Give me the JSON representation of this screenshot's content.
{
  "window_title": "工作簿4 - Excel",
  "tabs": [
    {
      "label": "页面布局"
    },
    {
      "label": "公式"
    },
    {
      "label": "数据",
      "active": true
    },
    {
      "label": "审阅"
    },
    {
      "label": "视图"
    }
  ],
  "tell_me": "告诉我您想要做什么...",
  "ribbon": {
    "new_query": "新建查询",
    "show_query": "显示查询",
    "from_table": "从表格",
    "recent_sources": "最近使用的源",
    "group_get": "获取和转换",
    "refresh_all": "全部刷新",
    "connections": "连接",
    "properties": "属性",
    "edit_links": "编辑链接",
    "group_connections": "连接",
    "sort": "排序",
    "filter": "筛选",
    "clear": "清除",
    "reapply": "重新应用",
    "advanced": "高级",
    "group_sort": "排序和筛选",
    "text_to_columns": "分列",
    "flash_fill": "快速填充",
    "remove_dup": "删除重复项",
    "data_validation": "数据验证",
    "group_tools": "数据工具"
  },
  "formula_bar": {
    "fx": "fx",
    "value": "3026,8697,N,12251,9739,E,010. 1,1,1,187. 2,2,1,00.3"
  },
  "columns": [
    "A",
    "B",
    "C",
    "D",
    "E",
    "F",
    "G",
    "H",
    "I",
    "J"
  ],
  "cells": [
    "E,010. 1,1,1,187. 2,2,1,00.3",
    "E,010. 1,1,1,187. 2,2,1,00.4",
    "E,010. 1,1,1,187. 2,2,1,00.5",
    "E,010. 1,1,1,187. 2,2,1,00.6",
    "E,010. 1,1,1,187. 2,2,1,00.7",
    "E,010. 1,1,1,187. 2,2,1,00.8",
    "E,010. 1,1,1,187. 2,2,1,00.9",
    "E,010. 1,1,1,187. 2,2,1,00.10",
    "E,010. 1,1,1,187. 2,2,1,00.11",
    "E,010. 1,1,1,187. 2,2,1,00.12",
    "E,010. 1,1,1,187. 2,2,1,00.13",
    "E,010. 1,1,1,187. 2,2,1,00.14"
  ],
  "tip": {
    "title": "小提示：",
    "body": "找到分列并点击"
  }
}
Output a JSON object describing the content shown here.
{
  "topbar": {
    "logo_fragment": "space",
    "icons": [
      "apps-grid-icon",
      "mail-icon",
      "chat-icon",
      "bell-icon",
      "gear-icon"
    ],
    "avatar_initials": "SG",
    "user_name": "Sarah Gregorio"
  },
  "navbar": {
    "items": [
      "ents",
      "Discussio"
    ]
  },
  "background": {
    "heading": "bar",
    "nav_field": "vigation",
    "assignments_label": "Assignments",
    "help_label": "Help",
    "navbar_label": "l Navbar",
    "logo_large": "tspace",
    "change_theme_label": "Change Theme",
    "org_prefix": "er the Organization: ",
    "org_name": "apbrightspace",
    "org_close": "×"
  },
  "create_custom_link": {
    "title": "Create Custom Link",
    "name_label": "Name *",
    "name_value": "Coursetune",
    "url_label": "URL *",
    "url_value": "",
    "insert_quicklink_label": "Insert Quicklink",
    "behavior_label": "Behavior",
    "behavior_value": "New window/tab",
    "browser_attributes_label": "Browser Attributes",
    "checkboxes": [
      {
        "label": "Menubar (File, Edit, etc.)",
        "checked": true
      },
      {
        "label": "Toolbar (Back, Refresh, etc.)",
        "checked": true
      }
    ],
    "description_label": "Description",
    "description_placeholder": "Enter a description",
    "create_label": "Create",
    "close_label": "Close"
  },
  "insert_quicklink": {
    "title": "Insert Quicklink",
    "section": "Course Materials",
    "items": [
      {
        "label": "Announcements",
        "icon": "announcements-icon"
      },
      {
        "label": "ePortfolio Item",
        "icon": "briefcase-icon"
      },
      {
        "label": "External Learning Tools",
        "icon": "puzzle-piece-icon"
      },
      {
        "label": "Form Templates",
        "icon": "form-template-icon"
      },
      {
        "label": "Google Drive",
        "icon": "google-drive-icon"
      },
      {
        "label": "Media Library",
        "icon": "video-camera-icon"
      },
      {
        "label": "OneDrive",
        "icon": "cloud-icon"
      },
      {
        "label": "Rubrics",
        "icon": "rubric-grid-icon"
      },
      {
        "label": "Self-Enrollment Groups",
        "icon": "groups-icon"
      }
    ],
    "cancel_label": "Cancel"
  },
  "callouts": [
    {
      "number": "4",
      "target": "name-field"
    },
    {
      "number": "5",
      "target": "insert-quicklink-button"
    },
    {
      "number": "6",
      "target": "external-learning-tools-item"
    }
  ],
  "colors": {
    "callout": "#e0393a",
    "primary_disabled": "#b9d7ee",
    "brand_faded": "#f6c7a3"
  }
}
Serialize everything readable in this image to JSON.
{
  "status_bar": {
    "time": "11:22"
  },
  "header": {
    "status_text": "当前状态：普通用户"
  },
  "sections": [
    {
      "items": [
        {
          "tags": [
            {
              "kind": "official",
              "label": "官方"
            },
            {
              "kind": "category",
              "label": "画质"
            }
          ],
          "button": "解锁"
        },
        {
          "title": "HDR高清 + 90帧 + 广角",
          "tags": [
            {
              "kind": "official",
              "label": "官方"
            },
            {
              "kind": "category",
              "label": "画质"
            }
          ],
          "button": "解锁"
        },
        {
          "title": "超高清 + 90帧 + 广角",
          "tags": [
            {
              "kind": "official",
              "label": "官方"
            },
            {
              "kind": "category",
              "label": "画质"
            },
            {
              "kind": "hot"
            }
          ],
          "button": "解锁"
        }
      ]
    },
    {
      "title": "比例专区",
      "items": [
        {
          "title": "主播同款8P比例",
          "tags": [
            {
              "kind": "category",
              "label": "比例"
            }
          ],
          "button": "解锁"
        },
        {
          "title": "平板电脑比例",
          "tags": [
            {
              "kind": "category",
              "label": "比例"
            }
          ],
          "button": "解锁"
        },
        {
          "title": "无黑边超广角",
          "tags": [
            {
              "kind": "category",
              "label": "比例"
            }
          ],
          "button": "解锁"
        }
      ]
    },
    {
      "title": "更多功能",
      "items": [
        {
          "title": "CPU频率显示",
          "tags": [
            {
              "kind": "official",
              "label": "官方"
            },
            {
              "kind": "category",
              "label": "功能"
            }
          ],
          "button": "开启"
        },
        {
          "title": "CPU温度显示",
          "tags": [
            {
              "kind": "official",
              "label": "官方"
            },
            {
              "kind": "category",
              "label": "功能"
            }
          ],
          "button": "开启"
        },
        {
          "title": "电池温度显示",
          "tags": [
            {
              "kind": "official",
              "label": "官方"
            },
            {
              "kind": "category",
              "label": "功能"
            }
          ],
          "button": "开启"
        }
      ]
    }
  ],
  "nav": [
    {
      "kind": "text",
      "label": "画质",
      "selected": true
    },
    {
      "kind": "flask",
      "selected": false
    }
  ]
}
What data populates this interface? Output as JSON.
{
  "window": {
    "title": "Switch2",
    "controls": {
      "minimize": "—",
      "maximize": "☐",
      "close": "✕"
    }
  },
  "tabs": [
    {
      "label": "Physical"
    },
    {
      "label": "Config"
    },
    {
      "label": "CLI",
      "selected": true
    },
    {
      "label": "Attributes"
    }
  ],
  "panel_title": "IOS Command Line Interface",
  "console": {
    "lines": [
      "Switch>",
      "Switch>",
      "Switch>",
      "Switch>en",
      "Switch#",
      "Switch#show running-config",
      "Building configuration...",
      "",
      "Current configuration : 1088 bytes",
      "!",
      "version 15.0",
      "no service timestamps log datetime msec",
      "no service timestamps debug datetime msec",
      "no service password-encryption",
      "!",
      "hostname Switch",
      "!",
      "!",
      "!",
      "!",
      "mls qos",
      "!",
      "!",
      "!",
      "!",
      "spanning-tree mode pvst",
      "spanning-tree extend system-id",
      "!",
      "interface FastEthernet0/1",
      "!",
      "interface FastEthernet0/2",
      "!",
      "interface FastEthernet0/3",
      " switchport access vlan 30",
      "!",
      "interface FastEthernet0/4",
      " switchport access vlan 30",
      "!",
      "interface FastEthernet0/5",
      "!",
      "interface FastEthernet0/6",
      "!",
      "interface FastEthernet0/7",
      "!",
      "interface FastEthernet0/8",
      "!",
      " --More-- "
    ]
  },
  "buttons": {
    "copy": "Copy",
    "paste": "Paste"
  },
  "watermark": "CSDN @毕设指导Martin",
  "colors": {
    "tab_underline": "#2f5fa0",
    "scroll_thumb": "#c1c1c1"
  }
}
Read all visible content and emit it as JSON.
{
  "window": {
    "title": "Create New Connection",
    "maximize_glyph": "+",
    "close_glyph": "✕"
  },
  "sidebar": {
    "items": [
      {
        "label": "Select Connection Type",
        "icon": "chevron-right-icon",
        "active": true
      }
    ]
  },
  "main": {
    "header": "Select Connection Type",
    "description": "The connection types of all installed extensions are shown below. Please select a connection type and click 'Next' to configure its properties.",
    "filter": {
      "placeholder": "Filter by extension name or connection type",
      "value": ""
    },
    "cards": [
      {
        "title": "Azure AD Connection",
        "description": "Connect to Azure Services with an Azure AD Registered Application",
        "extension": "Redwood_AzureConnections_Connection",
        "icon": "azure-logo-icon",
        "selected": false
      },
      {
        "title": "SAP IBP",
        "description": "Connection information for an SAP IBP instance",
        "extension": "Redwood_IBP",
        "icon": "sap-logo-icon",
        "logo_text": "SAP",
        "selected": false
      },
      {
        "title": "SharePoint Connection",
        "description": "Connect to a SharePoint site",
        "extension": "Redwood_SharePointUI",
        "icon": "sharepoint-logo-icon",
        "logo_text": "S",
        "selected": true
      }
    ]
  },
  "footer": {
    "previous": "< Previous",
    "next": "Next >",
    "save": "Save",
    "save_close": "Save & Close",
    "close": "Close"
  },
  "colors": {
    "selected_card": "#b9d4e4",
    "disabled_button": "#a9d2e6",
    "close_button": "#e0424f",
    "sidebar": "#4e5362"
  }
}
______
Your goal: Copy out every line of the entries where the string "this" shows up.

Reply to the exercise:
Give me the JSON representation of this screenshot's content.
Serialize everything readable in this image to JSON.
What data populates this interface? Output as JSON.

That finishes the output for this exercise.